Vaccination and Health Outcomes: A Survey of 6- to 12-year-old Vaccinated and Unvaccinated Children based on Mothers’ Reports
Background: Vaccinations have prevented millions of infectious illnesses, hospitalizations and deaths among US children. Yet the long-term health outcomes of the routine vaccination program remain unknown. Studies have been recommended by the Institute of Medicine to address this question.
Specific Aims: To compare vaccinated and unvaccinated children on a broad range of health outcomes, and to determine whether an association found between vaccination and neurodevelopmental disorders (NDD), if any, remains significant after adjustment for other measured factors.
Design: A cross-sectional survey of mothers of children educated at home.
Methods: Homeschool organizations in four states (Florida, Louisiana, Mississippi, and Oregon) were asked to forward an email to their members, requesting mothers to complete an anonymous online questionnaire on the vaccination status and health outcomes of their biological children ages 6 to 12.
Results: A total of 415 mothers provided data on 666 children, of which 261 (39%) were unvaccinated. Vaccinated children were significantly less likely than the unvaccinated to have been diagnosed with chickenpox and pertussis, but significantly more likely to have been diagnosed with pneumonia, otitis media, allergies and NDDs (defined as Autism Spectrum Disorder, Attention Deficit Hyperactivity Disorder, and/or a learning disability). After adjustment, the factors that remained significantly associated with NDD were vaccination (OR 3.1, 95% CI: 1.4, 6.8), male gender (OR 2.3, 95% CI: 1.2, 4.3), and preterm birth (OR 5.0, 95% CI: 2.3, 11.6). In a final adjusted model, vaccination but not preterm birth remained associated with NDD, while the interaction of preterm birth and vaccination was associated with a 6.6-fold increased odds of NDD (95% CI: 2.8, 15.5).
Conclusions: In this study based on mothers’ reports, the vaccinated had a higher rate of allergies and NDD than the unvaccinated. Vaccination, but not preterm birth, remained significantly associated with NDD after controlling for other factors. However, preterm birth combined with vaccination was associated with an apparent synergistic increase in the odds of NDD. Further research involving larger, independent samples is needed to verify and understand these unexpected findings in order to optimize the impact of vaccines on children’s health.
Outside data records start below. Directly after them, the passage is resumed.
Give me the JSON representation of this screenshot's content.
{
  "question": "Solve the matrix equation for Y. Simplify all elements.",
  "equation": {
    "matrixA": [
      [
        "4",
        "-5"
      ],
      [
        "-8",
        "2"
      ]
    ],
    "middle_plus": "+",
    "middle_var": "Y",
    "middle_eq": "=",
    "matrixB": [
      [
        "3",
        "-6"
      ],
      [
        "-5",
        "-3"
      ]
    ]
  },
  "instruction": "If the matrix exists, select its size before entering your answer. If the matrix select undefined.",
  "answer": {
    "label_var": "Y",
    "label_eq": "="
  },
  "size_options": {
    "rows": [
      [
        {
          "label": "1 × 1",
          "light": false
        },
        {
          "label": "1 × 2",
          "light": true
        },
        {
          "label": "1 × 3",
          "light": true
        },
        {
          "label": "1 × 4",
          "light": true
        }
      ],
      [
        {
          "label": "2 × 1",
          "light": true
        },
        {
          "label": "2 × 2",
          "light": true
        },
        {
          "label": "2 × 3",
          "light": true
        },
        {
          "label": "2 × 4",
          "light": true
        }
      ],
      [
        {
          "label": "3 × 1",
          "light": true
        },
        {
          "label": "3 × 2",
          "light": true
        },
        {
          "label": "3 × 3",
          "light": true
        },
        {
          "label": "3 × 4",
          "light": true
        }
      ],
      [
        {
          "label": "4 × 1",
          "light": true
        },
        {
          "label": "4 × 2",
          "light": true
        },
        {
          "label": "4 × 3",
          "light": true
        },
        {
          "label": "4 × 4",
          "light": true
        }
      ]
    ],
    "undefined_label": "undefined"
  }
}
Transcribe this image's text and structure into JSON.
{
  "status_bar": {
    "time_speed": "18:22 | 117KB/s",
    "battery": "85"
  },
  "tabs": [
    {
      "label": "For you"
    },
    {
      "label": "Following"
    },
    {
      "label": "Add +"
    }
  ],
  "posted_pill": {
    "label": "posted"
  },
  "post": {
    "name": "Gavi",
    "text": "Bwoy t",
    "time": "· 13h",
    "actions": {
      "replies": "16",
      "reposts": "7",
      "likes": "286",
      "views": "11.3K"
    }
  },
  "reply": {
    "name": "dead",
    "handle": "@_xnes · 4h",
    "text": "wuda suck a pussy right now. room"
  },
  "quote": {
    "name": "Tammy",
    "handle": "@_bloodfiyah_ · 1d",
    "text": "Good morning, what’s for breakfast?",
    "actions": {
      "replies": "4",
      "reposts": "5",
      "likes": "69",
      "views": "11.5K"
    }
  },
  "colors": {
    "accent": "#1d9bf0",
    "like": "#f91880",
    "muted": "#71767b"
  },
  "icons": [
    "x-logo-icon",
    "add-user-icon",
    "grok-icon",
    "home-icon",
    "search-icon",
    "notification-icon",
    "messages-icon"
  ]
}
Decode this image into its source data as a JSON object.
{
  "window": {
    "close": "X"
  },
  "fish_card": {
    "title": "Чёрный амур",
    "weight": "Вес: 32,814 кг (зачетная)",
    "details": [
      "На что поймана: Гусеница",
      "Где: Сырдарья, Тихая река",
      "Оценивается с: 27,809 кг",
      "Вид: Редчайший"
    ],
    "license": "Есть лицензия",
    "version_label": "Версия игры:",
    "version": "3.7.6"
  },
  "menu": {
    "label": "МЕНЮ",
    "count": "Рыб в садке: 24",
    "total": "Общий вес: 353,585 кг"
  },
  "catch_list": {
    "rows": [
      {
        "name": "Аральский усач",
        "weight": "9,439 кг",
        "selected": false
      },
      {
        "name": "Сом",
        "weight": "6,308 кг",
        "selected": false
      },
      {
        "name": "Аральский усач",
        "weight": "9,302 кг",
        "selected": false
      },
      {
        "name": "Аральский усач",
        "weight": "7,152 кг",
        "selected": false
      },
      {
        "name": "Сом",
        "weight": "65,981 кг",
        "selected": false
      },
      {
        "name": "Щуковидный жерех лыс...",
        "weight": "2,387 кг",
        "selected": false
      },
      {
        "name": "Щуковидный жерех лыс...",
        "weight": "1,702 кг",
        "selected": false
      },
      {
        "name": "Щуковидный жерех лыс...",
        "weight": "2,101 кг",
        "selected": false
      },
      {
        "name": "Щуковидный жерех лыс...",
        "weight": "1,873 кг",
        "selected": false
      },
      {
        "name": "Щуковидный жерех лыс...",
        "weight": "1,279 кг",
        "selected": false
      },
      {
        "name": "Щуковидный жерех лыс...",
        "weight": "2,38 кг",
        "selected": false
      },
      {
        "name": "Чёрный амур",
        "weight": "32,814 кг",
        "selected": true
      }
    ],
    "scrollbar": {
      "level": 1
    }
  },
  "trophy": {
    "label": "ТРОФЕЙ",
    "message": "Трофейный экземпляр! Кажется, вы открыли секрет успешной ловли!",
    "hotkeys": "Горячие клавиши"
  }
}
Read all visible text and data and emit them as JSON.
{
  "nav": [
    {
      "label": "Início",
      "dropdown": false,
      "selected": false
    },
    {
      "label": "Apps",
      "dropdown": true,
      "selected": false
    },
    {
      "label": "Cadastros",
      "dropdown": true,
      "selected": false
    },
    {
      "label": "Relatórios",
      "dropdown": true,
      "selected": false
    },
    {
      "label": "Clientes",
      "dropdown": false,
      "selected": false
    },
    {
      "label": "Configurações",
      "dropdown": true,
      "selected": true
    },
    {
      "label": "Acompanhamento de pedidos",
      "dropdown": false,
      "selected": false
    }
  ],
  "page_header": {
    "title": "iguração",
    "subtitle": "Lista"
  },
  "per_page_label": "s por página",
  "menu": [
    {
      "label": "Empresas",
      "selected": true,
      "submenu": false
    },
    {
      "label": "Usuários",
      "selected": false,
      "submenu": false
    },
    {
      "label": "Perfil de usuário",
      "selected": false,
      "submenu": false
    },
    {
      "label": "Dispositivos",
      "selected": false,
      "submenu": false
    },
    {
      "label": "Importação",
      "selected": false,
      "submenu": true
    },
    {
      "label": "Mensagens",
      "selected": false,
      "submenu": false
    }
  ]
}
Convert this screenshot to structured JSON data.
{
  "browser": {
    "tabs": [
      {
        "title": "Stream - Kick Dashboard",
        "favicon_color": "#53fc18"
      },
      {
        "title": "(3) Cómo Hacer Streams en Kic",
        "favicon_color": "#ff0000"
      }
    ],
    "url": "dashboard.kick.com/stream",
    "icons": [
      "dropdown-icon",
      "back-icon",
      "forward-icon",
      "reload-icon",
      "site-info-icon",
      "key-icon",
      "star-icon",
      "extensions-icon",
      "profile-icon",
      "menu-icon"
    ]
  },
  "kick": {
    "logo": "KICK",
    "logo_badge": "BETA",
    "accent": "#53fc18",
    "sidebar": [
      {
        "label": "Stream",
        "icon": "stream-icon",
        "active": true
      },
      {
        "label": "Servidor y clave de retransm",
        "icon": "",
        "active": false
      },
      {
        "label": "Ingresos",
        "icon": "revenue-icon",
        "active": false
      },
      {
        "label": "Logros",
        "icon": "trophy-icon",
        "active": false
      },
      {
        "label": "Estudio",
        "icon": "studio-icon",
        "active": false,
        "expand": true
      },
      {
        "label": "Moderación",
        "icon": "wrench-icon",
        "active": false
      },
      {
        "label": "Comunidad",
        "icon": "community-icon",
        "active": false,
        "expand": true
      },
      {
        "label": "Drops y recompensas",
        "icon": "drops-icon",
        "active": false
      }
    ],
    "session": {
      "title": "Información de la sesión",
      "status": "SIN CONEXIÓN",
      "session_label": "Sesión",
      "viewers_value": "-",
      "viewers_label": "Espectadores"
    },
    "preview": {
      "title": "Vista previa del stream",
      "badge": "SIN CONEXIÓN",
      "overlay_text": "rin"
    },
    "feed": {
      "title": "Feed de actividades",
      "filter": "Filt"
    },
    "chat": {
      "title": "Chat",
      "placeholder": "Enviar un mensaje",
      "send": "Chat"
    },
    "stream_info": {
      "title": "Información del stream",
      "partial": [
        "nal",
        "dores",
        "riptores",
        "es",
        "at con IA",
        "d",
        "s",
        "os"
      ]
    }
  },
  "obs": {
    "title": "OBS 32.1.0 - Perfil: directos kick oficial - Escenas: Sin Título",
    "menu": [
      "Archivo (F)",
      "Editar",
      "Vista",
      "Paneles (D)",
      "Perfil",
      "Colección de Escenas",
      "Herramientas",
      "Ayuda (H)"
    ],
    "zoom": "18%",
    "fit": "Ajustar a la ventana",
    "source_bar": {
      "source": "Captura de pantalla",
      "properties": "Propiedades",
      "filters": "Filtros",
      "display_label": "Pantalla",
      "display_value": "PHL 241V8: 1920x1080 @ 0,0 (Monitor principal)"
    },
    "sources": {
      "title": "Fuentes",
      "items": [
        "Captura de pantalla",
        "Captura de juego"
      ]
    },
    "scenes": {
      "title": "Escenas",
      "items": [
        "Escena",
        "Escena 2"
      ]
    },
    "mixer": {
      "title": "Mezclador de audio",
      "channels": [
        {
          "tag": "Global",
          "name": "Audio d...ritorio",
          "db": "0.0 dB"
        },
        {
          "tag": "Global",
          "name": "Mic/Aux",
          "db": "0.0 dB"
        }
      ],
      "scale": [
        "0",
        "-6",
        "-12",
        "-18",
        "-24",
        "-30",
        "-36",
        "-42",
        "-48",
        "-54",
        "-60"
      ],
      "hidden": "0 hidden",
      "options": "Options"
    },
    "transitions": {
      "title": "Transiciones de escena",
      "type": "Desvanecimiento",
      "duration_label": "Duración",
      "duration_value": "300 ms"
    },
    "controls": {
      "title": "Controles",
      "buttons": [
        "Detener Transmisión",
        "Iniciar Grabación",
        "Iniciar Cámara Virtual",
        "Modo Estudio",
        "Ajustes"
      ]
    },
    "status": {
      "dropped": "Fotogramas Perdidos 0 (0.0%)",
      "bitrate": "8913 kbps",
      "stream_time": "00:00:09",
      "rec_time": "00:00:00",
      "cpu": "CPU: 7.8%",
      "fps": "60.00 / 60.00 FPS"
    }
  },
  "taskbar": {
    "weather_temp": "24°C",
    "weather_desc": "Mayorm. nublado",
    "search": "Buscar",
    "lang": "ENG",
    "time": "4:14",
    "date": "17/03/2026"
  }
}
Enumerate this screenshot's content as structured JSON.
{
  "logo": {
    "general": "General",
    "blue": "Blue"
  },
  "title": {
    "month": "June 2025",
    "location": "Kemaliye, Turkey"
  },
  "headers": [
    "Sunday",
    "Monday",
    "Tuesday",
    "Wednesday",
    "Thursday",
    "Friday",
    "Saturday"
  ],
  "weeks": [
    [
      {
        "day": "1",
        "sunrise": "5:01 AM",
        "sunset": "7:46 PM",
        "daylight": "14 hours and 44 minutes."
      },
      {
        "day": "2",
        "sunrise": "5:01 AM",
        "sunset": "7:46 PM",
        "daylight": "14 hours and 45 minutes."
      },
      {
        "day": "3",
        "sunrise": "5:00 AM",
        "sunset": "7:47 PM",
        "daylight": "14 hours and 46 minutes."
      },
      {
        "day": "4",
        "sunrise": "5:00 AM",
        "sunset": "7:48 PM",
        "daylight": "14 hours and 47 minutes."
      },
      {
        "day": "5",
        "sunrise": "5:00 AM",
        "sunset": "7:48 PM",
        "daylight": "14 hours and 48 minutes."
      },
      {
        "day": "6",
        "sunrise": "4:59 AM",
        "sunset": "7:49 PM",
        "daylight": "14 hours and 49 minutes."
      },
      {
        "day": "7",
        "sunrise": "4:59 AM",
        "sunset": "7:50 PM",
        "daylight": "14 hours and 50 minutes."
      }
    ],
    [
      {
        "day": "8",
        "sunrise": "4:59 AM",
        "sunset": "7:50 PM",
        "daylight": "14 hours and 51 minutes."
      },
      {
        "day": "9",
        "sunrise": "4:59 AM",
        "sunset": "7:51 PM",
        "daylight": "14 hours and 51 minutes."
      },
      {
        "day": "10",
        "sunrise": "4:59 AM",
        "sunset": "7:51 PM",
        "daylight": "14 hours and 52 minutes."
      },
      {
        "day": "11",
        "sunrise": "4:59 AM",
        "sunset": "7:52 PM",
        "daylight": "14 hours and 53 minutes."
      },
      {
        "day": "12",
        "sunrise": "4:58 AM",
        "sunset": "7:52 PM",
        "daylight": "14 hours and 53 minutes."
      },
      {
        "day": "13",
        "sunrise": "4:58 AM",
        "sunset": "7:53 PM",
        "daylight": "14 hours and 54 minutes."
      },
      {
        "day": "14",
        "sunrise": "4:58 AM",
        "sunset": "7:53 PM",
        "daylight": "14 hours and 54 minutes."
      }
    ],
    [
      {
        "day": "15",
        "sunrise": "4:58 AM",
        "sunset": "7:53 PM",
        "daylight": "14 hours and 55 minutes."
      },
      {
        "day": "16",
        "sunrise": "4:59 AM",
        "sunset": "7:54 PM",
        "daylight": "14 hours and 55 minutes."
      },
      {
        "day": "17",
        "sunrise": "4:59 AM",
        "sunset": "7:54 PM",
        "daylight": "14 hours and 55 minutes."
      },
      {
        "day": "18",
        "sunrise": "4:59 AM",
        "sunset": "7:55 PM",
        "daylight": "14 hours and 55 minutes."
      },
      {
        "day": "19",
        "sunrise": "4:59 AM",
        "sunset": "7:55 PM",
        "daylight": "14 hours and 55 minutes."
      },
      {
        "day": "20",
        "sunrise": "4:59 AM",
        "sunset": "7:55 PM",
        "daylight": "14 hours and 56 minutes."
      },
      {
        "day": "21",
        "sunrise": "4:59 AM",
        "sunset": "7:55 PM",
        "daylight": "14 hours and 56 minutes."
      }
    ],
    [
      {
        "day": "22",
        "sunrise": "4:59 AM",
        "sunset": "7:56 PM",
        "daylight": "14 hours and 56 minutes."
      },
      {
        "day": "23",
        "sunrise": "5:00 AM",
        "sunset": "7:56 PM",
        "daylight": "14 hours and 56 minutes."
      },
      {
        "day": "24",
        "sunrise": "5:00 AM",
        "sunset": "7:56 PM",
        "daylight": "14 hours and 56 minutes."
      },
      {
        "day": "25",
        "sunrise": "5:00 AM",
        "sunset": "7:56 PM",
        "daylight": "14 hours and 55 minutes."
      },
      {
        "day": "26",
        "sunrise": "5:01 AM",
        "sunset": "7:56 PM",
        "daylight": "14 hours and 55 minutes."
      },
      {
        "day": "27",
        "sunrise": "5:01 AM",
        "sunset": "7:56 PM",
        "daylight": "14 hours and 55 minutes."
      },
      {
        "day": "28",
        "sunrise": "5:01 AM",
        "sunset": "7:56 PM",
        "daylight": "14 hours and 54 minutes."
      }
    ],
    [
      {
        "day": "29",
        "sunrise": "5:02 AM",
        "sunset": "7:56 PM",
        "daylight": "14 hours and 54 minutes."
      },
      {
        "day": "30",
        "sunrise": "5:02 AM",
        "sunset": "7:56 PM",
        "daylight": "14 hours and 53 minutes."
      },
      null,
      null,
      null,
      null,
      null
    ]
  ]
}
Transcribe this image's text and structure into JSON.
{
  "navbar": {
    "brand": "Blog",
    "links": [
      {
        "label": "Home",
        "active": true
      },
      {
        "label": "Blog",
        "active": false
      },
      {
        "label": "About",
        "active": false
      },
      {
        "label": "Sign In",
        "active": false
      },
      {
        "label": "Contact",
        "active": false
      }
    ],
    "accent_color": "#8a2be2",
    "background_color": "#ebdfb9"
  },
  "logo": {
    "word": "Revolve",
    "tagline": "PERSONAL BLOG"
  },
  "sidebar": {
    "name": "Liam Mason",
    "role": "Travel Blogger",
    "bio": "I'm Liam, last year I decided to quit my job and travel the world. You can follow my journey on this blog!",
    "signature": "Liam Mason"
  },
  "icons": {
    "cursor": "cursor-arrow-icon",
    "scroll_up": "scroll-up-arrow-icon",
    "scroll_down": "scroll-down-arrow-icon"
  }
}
Source: Front. Public Health | doi: 10.3389/fpubh.2016.00270.